TASK GOAL →
Copy each line below in which the string "chevron" occurs.

★ ★ ★ ★

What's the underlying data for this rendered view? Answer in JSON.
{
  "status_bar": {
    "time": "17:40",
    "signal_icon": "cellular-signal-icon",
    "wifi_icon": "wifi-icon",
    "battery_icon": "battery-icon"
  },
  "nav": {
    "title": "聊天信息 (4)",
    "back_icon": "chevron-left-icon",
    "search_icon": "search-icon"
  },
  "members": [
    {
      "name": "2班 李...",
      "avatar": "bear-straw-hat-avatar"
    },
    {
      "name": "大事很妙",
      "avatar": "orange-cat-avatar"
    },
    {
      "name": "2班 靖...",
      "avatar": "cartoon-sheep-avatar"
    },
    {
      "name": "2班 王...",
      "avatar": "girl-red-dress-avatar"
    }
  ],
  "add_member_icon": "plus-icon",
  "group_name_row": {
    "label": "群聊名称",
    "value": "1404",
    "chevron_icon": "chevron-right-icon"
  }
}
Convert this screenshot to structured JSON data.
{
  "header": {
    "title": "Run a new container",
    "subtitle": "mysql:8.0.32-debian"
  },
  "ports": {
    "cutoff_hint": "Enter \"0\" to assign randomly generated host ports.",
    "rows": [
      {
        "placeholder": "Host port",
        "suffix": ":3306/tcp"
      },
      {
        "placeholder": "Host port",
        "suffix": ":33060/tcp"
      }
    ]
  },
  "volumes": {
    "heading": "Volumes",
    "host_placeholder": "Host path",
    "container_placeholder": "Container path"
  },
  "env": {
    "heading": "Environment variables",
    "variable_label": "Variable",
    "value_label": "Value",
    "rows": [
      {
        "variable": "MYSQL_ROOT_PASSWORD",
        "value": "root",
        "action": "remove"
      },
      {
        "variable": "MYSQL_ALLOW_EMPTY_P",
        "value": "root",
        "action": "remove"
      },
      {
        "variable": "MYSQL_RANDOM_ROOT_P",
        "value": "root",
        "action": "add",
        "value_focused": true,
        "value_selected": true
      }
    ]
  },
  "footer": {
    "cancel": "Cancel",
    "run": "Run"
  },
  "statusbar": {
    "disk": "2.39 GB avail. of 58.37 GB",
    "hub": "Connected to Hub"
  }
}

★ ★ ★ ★

OUTPUT FOR THIS TASK →
    "back_icon": "chevron-left-icon",
    "chevron_icon": "chevron-right-icon"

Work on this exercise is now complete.